**** INPUT MATERIAL
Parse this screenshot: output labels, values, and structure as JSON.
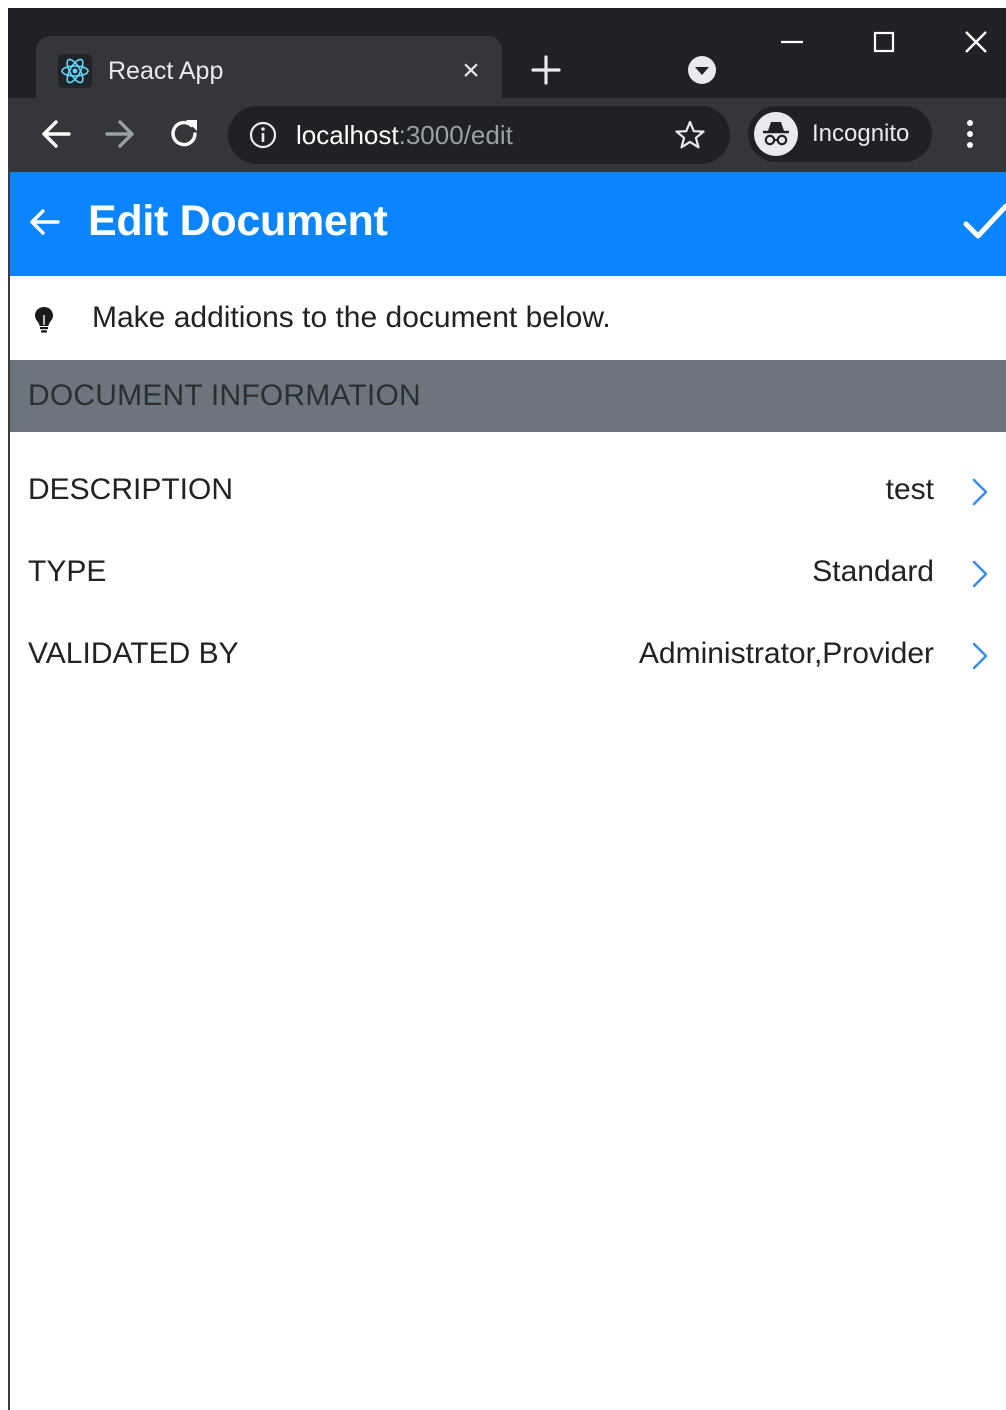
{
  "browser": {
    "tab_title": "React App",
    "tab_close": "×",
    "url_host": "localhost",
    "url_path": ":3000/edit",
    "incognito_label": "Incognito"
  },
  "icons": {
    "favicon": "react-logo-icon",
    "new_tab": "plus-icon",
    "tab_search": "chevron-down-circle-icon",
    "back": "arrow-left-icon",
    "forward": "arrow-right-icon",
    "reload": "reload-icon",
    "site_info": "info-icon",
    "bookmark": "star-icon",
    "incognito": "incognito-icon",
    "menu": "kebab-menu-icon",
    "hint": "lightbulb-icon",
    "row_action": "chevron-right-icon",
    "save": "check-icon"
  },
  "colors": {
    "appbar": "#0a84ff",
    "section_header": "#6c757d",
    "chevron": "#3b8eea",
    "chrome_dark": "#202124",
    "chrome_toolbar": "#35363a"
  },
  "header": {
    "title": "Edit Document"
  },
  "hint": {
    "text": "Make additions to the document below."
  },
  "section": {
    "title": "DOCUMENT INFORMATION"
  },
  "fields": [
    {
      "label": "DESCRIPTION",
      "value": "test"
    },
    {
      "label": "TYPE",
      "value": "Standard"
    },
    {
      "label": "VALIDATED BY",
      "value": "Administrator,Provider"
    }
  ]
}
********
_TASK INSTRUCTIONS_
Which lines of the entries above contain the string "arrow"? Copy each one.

_COMPLETED EXERCISE_
    "back": "arrow-left-icon",
    "forward": "arrow-right-icon",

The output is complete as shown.